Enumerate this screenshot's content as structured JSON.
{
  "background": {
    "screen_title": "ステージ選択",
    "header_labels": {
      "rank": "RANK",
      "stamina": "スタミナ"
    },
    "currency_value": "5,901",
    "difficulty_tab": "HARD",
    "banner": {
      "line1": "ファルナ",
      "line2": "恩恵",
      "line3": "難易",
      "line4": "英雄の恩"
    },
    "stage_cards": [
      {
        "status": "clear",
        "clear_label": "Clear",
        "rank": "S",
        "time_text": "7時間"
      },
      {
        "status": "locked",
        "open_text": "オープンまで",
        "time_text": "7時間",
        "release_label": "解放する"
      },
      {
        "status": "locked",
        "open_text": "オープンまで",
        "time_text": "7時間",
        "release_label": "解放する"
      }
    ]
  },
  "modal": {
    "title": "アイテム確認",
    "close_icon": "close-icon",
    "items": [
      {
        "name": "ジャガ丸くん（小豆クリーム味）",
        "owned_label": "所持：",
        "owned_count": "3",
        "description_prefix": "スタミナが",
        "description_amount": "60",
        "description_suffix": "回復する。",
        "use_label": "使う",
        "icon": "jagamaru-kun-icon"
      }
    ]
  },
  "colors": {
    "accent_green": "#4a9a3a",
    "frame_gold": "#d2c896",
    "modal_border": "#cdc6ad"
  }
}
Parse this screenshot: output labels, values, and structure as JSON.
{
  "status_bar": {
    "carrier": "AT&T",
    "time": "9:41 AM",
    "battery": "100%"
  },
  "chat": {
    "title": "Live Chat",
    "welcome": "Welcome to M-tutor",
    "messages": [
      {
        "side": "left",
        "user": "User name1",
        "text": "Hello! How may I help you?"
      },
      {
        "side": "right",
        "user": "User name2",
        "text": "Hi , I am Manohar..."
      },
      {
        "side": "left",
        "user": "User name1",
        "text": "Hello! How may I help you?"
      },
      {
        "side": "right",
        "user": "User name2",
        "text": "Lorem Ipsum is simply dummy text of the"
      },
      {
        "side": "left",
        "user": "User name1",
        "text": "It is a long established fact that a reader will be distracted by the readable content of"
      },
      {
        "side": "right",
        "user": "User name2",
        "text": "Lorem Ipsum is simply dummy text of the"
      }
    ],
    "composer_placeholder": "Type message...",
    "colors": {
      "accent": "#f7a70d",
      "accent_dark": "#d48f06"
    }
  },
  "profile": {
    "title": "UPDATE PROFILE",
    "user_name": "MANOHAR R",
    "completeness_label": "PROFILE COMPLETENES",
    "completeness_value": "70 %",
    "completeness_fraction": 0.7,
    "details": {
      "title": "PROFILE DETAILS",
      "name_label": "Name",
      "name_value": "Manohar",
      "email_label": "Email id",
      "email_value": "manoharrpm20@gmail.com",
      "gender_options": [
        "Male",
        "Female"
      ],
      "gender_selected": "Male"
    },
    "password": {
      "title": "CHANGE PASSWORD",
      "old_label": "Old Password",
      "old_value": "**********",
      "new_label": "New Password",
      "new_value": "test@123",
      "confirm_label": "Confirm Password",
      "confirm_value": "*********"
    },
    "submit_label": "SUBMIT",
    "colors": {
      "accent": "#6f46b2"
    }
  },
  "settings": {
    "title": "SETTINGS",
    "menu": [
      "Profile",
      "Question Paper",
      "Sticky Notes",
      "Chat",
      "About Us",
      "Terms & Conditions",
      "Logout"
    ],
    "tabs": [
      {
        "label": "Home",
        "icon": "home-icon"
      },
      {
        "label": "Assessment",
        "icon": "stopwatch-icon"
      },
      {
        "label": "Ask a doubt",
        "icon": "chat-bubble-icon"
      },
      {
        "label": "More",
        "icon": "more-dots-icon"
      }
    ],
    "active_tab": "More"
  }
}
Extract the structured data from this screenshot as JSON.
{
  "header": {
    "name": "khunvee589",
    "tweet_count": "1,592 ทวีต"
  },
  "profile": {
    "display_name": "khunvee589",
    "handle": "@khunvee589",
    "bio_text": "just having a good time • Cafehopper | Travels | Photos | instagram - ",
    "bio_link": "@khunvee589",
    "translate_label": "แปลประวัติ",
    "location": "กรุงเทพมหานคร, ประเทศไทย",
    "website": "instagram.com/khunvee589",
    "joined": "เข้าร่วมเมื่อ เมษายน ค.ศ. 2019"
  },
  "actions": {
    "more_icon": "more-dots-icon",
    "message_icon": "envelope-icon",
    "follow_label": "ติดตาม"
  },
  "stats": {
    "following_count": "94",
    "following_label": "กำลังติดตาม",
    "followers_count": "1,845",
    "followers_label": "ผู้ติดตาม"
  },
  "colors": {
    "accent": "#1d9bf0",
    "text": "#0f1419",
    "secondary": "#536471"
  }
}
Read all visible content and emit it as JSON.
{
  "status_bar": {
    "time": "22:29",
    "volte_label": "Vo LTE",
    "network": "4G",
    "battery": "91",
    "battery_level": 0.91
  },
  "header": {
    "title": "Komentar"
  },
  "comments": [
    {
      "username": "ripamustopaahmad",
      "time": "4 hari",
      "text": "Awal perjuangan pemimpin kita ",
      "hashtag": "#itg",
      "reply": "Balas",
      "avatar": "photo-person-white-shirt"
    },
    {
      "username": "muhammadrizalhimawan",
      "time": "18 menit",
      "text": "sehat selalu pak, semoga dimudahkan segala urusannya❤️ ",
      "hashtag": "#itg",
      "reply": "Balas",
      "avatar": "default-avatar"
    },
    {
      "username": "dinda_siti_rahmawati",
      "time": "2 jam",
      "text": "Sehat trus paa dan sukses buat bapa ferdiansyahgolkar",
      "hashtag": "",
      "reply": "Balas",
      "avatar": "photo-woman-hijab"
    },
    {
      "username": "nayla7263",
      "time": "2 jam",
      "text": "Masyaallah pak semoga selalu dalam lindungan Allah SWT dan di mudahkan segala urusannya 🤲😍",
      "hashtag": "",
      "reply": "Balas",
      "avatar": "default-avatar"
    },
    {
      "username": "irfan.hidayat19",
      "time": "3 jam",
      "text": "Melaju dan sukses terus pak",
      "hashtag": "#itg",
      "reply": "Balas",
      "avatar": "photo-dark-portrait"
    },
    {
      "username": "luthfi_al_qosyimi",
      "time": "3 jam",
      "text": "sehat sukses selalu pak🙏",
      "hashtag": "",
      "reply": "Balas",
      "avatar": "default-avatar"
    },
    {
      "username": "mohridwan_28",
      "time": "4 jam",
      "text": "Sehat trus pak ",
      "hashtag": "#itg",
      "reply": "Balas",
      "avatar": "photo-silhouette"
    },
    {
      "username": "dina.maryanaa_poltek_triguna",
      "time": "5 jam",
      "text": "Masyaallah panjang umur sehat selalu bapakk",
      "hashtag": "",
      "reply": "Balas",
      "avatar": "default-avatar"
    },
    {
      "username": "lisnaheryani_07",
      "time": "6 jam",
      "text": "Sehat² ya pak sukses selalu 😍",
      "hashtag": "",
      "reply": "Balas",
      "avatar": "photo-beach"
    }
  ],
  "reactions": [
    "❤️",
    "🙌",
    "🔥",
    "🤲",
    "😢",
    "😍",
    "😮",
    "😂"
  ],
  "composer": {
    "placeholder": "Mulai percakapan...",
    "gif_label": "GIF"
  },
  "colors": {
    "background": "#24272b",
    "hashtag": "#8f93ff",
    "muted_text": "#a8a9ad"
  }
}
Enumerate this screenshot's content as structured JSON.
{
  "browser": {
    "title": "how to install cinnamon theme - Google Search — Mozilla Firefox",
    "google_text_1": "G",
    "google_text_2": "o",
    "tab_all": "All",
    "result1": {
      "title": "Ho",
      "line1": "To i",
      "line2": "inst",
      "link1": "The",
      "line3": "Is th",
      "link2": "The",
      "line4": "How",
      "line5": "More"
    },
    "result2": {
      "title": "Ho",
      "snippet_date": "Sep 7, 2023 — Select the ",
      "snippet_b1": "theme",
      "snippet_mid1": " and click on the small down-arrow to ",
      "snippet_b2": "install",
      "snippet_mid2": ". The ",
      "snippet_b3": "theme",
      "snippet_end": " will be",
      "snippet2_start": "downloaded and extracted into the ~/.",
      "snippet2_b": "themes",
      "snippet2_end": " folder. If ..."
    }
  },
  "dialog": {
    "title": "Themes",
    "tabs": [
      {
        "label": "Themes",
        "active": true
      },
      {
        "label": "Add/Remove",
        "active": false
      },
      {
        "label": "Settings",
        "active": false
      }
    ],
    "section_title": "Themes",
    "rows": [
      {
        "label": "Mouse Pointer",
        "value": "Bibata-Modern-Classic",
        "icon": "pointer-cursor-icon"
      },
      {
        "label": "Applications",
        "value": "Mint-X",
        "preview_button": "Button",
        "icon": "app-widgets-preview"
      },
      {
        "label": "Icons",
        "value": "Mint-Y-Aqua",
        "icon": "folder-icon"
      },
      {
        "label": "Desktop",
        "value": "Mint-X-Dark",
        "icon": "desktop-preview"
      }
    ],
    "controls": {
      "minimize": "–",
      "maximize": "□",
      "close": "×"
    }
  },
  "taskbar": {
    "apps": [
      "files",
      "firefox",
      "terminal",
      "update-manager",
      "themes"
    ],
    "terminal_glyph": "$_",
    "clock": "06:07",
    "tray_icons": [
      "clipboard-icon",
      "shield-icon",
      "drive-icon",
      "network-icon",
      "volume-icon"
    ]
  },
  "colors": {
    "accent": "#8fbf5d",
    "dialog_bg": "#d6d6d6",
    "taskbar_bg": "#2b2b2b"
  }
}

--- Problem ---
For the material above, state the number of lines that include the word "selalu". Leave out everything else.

--- Output ---
5